_Information provided_
□ □ □ □

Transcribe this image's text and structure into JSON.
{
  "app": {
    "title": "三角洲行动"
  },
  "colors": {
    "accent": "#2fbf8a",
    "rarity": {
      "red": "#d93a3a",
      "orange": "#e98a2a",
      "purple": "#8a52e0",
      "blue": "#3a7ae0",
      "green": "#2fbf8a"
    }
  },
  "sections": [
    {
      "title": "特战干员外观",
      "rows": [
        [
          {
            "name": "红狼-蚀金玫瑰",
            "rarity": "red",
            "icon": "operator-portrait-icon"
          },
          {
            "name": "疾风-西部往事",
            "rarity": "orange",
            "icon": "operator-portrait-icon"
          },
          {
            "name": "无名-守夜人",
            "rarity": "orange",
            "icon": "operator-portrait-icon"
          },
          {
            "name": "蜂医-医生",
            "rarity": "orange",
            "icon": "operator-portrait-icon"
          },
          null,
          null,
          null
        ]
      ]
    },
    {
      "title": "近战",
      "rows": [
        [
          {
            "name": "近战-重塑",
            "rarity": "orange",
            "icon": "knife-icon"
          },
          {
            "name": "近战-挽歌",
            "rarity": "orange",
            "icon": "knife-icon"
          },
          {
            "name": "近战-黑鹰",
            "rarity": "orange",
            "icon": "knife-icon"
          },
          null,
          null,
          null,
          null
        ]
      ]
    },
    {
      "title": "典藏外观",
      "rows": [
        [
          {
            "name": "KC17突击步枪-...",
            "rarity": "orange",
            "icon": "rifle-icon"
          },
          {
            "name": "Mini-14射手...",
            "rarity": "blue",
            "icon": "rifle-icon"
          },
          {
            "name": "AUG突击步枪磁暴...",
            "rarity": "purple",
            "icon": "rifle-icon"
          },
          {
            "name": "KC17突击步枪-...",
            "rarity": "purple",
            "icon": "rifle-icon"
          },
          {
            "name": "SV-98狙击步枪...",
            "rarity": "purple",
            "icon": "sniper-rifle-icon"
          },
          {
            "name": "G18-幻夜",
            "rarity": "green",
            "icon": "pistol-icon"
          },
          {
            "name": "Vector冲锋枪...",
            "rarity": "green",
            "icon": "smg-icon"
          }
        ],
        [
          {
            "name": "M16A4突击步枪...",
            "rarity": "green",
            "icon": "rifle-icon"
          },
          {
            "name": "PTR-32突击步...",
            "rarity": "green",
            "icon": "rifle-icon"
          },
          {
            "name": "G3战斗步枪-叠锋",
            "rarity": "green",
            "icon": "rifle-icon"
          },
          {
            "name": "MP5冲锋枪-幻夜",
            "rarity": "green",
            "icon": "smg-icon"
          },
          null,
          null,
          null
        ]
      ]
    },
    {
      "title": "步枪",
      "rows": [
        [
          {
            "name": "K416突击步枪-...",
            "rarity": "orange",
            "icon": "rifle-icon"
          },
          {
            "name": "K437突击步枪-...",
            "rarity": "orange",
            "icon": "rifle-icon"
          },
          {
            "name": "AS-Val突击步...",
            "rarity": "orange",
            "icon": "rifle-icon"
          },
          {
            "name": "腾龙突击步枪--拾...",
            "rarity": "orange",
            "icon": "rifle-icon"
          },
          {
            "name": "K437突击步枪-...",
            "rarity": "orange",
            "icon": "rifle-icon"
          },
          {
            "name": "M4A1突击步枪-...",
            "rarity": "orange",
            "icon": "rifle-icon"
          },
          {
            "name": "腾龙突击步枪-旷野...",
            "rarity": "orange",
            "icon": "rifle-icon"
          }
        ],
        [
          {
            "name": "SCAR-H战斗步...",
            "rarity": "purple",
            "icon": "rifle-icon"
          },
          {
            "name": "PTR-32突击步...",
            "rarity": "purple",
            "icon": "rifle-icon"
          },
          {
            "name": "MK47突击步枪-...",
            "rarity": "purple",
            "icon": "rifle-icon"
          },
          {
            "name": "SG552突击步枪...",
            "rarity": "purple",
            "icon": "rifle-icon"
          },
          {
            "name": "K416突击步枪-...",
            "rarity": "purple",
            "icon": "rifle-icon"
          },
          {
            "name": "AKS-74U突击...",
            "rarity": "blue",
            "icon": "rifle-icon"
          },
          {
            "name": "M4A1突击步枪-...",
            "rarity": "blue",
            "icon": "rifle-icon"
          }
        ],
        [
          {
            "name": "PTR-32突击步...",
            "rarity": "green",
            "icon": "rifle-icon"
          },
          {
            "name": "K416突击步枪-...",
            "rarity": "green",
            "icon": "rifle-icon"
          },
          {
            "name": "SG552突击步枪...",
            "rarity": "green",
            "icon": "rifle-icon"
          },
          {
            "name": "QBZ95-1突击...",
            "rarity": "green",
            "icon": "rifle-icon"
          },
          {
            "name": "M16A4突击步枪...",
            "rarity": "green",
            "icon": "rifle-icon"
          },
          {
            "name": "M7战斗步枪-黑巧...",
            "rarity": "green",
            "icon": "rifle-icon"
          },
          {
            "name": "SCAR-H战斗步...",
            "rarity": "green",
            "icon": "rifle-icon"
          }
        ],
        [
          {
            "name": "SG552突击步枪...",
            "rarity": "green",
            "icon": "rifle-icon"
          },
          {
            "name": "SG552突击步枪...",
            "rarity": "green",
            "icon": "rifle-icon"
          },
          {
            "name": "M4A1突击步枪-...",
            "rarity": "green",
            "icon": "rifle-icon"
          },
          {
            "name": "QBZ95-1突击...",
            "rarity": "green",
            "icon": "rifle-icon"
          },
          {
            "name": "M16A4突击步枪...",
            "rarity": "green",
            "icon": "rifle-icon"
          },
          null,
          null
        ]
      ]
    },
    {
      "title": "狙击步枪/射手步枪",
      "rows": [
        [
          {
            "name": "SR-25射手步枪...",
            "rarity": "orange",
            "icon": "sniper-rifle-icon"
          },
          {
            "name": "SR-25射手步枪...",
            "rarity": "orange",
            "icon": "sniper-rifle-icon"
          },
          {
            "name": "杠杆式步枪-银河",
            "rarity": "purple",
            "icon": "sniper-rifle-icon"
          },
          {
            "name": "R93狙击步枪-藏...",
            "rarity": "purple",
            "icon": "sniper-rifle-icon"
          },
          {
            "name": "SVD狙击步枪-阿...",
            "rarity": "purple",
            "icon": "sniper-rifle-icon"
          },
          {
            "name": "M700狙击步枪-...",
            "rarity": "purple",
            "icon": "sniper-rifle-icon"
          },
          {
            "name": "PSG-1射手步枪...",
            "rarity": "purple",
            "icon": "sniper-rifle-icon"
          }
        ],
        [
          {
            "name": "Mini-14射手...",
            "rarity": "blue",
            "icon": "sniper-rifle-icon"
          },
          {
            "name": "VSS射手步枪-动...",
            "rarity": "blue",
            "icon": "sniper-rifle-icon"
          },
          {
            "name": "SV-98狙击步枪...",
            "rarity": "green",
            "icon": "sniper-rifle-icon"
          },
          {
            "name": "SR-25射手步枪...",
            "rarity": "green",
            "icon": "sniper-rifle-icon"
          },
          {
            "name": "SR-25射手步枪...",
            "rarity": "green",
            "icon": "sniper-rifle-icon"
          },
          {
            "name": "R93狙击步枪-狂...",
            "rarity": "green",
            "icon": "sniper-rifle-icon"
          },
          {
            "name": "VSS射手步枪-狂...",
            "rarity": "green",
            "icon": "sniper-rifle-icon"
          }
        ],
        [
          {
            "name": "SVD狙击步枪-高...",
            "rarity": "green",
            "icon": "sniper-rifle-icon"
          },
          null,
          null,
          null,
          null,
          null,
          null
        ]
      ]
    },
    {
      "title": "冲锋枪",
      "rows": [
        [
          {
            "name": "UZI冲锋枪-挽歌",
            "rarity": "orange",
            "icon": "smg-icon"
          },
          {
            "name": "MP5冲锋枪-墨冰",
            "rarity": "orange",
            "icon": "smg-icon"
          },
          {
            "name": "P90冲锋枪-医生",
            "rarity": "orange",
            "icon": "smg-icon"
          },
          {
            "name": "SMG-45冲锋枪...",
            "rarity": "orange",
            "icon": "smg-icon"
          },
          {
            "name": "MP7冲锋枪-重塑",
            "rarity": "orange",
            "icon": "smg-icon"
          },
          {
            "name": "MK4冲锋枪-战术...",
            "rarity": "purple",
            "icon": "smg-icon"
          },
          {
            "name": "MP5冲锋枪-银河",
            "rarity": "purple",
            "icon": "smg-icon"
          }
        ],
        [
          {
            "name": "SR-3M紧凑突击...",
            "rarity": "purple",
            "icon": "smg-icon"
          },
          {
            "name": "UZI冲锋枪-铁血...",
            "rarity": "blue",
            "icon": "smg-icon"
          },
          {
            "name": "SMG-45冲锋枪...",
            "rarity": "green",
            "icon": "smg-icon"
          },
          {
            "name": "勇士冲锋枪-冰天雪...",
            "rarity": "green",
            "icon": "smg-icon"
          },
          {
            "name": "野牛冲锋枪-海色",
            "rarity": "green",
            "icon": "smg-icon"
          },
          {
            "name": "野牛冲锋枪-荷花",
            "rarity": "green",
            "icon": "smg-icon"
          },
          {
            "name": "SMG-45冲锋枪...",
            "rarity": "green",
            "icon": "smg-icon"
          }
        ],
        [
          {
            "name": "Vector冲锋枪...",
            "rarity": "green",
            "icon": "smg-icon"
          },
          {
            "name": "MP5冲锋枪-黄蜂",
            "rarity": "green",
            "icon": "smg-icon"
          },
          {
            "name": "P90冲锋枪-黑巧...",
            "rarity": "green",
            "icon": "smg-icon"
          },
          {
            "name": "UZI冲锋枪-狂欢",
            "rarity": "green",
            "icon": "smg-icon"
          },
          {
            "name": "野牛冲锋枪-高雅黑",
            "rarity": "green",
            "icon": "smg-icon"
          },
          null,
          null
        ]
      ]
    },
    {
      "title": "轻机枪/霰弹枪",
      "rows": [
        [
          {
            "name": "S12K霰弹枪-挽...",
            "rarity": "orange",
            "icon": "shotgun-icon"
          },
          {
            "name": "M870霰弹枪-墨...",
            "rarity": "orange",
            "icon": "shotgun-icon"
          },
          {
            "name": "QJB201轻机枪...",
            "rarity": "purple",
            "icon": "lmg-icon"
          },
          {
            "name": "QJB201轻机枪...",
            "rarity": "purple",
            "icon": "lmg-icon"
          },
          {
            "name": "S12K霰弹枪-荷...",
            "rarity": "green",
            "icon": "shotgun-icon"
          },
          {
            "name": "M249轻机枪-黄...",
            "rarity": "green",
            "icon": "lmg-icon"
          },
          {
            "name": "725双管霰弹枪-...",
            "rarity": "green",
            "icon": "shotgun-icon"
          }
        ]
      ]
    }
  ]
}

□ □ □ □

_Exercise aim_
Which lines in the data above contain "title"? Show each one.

_Exercise answer_
    "title": "三角洲行动"
      "title": "特战干员外观",
      "title": "近战",
      "title": "典藏外观",
      "title": "步枪",
      "title": "狙击步枪/射手步枪",
      "title": "冲锋枪",
      "title": "轻机枪/霰弹枪",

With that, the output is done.